Israel Levels Home of Man Accused of Drive-By Shooting, Leaving Family Homeless

Israel leveled the home of a Palestinian-American man accused of a fatal drive-by shooting, leaving his family homeless in the occupied West Bank, the Associated Press reported.

Israel has accused Muntasser Shalaby of killing an Israeli student and wounding two others on May 2. Israeli forces demolished the two-story home—where his estranged wife and their three children lived—with controlled explosions Thursday.

His wife, Sanaa Shalaby, tried to stop Israel's plans to destroy the home with an appeal that was rejected. She said Shalaby barely resided there and mostly lived in Santa Fe, New Mexico. The Shalabys all have U.S. citizenship.

"As we stated numerous times, the home of an entire family should not be demolished for the actions of one individual," the U.S. Embassy said, condemning the action. The

"Whoever committed the crime should be punished, but it's not the family's fault," Shalaby's wife told AP last month.

For more reporting from the Associated Press, see below.

Home Leveled in West Bank
Israel leveled the home of a Palestinian-American man accused of a drive-by shooting, leaving his family homeless. Above, Muntasser Shalaby's home is demolished by Israeli forces in the occupied West Bank on July 8, 2021. Uncredited/AFP via Getty Images

The U.S. is opposed to punitive home demolitions and has taken a more critical line toward Israel's policies in the occupied West Bank since President Joe Biden took office this year.

Israeli forces moved into the village of Turmus Ayya overnight and surrounded the home. AP video footage showed troops leveling the two-story home.

Shalaby was arrested days after the attack.

Sanaa Shalaby, said they were estranged for several years. She said he had married three other women in New Mexico in unofficial Islamic ceremonies.

She said she had little contact with him in recent years, though he would return to the home each year for a month or two to visit his children.

Shalaby said she knew nothing about the attack and had no indication he was planning anything.

She appealed the demolition order with the help of an Israeli human rights group, but Israel's Supreme Court upheld it last month.

The case drew attention to Israel's policy of punitive demolitions of the homes of alleged Palestinian attackers. Israeli officials say the demolitions deter future attacks, while rights groups view them as a form of collective punishment.

The U.S. State Department has urged a halt to the practice.

In a break from its predecessors, the Trump administration rarely criticized Israeli actions in the West Bank, which Israel captured in the 1967 Mideast war and is claimed by the Palestinians as part of a future state. But the new Biden administration has taken a tougher stance.

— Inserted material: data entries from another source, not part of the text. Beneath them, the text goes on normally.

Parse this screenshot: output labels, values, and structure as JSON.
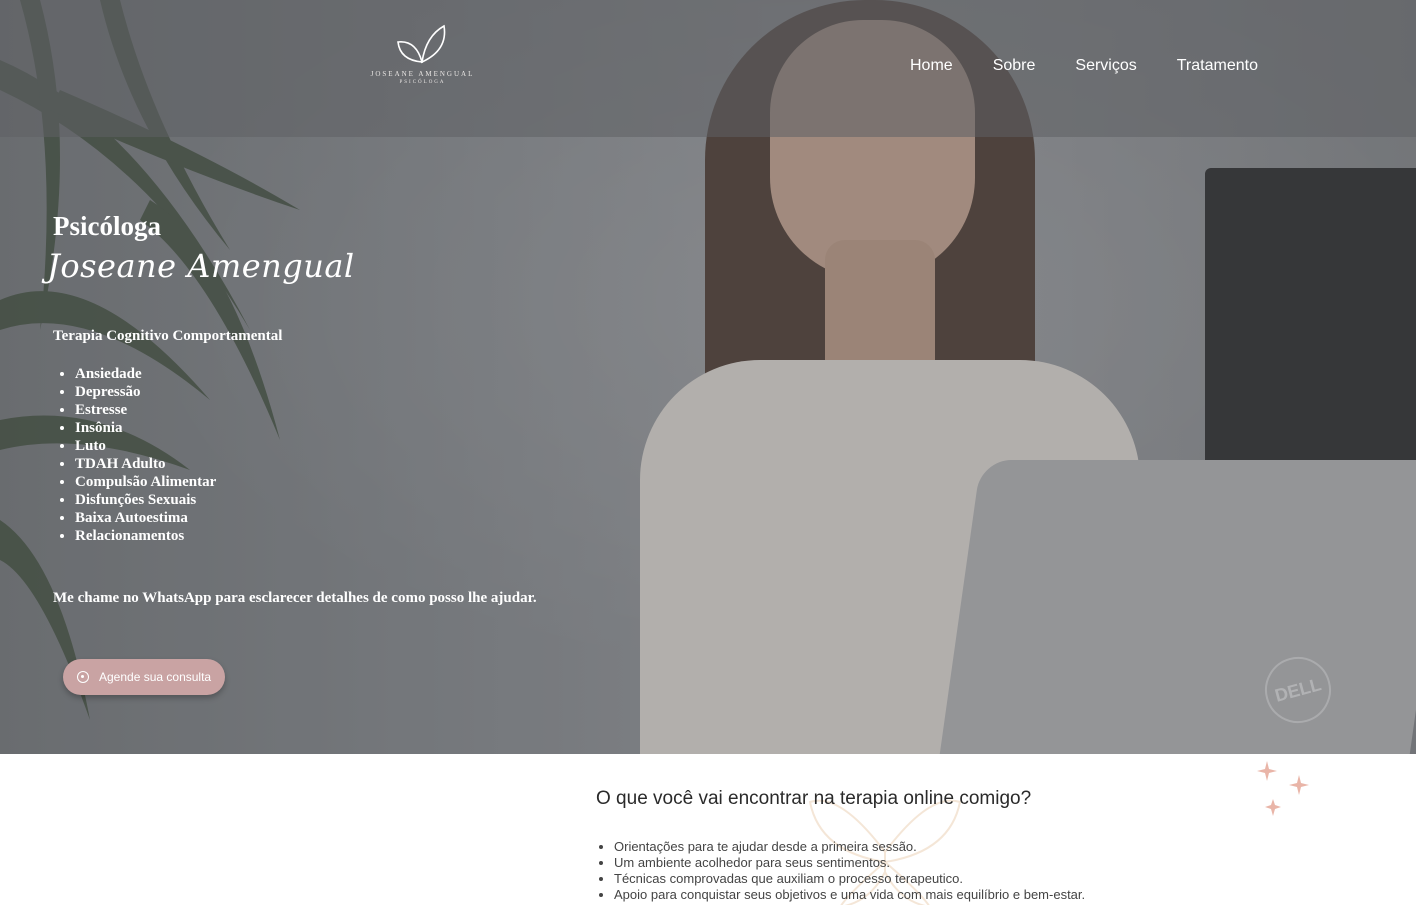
{
  "header": {
    "logo": {
      "name": "JOSEANE AMENGUAL",
      "subtitle": "PSICÓLOGA"
    },
    "nav": [
      {
        "label": "Home"
      },
      {
        "label": "Sobre"
      },
      {
        "label": "Serviços"
      },
      {
        "label": "Tratamento"
      }
    ]
  },
  "hero": {
    "title": "Psicóloga",
    "name": "Joseane Amengual",
    "subtitle": "Terapia Cognitivo Comportamental",
    "conditions": [
      "Ansiedade",
      "Depressão",
      "Estresse",
      "Insônia",
      "Luto",
      "TDAH Adulto",
      "Compulsão Alimentar",
      "Disfunções Sexuais",
      "Baixa Autoestima",
      "Relacionamentos"
    ],
    "cta_text": "Me chame no WhatsApp para esclarecer detalhes de como posso lhe ajudar.",
    "cta_button": "Agende sua consulta",
    "cta_icon": "whatsapp-icon",
    "laptop_brand": "DELL"
  },
  "section": {
    "title": "O que você vai encontrar na terapia online comigo?",
    "benefits": [
      "Orientações para te ajudar desde a primeira sessão.",
      "Um ambiente acolhedor para seus sentimentos.",
      "Técnicas comprovadas que auxiliam o processo terapeutico.",
      "Apoio para conquistar seus objetivos e uma vida com mais equilíbrio e bem-estar."
    ]
  },
  "colors": {
    "button": "#c9a3a3",
    "sparkle": "#e9b5a8",
    "header_overlay": "#5f6164"
  }
}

The U.S. Embassy said in its statement that all sides should refrain from any steps that undermine efforts to revive a peace process leading to a two-state solution. "This certainly includes the punitive demolition of Palestinian homes," it said.

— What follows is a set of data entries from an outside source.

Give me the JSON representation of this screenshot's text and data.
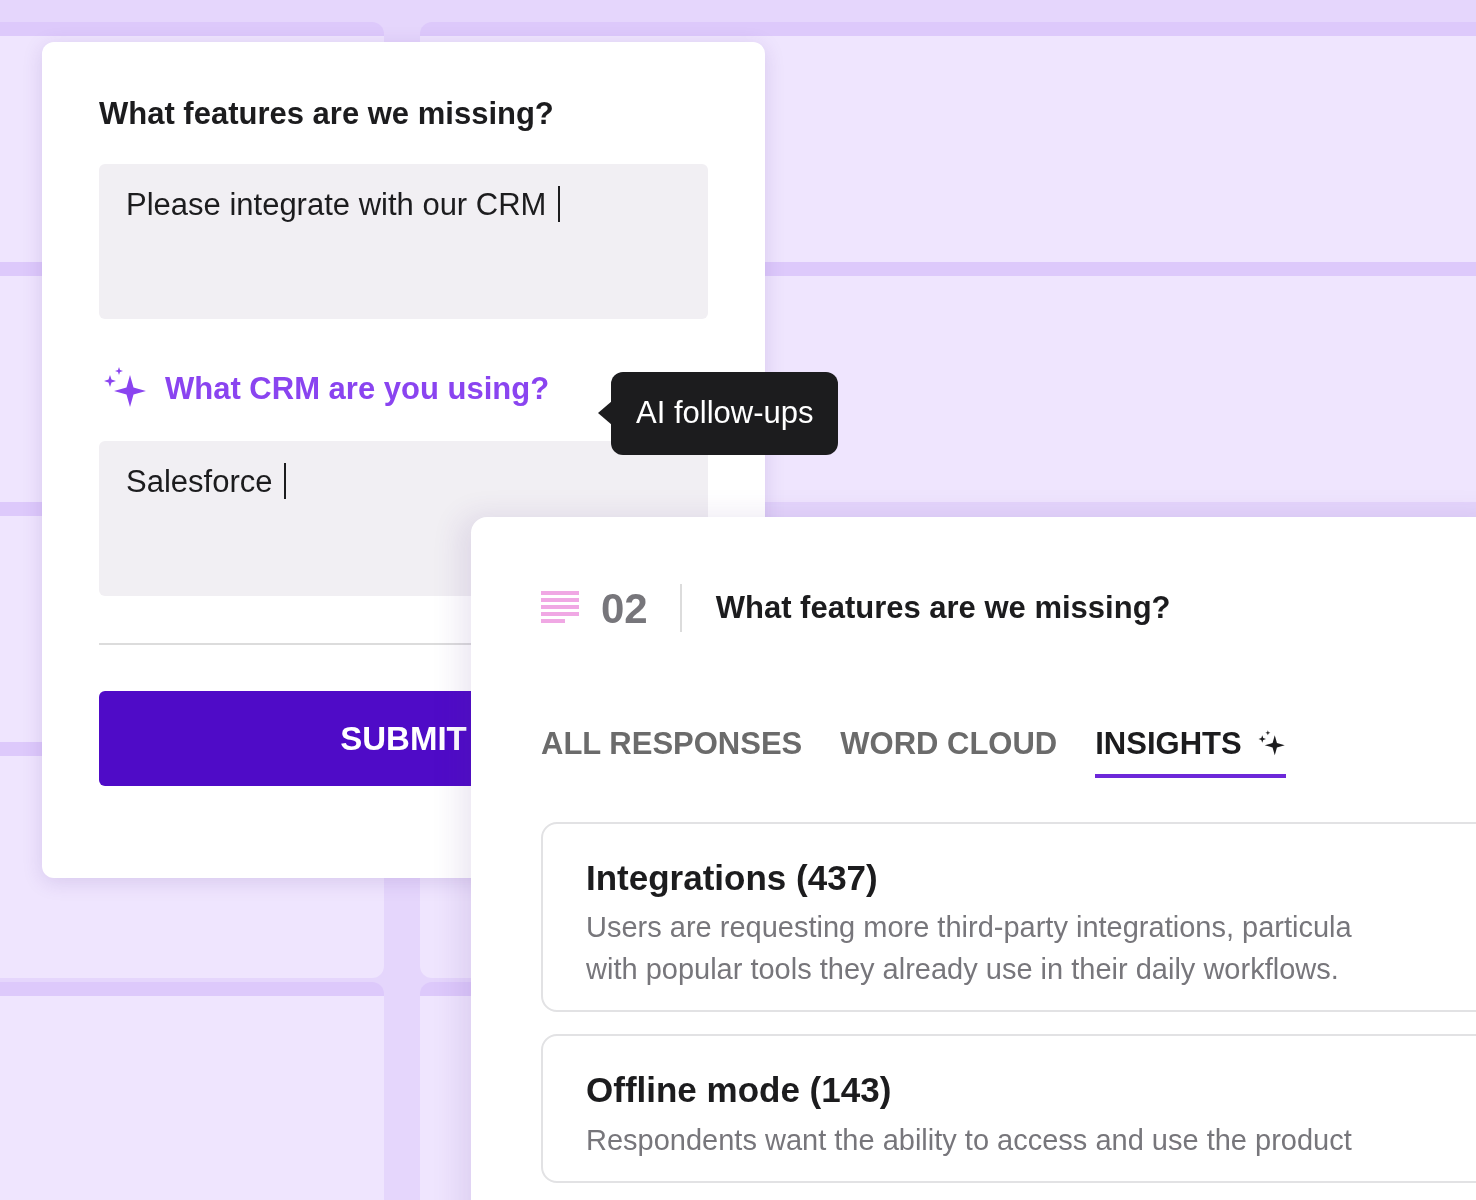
{
  "form": {
    "question": "What features are we missing?",
    "answers": [
      {
        "value": "Please integrate with our CRM"
      },
      {
        "value": "Salesforce"
      }
    ],
    "follow_up": "What CRM are you using?",
    "tooltip": "AI follow-ups",
    "submit": "SUBMIT"
  },
  "results": {
    "number": "02",
    "question": "What features are we missing?",
    "tabs": [
      {
        "label": "ALL RESPONSES",
        "selected": false,
        "ai": false
      },
      {
        "label": "WORD CLOUD",
        "selected": false,
        "ai": false
      },
      {
        "label": "INSIGHTS",
        "selected": true,
        "ai": true
      }
    ],
    "insights": [
      {
        "title": "Integrations (437)",
        "lines": [
          "Users are requesting more third-party integrations, particula",
          "with popular tools they already use in their daily workflows."
        ]
      },
      {
        "title": "Offline mode (143)",
        "lines": [
          "Respondents want the ability to access and use the product"
        ]
      }
    ]
  }
}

Israeli Prime Minister Naftali Bennett's office said, "he acts solely in accordance with the security considerations of the State of Israel and to protect the lives of its citizens."

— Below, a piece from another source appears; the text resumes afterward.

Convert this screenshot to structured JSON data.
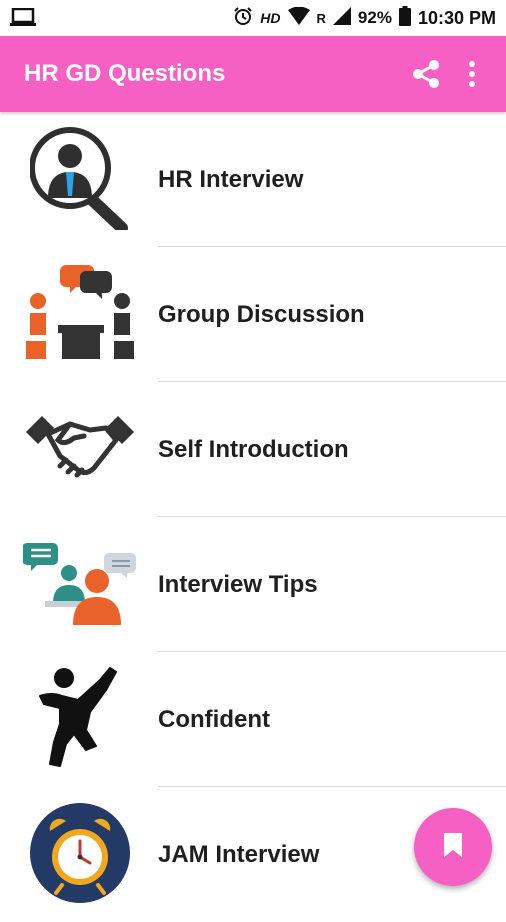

Israeli Forces Demolish Home
The sun rises while an Israeli army unit demolishes the house of Palestinian-American Muntasser Shalaby using controlled explosions, in the West Bank village of Turmus Ayya, north of Ramallah, on July. 8, 2021. Nasser Nasser/AP Photo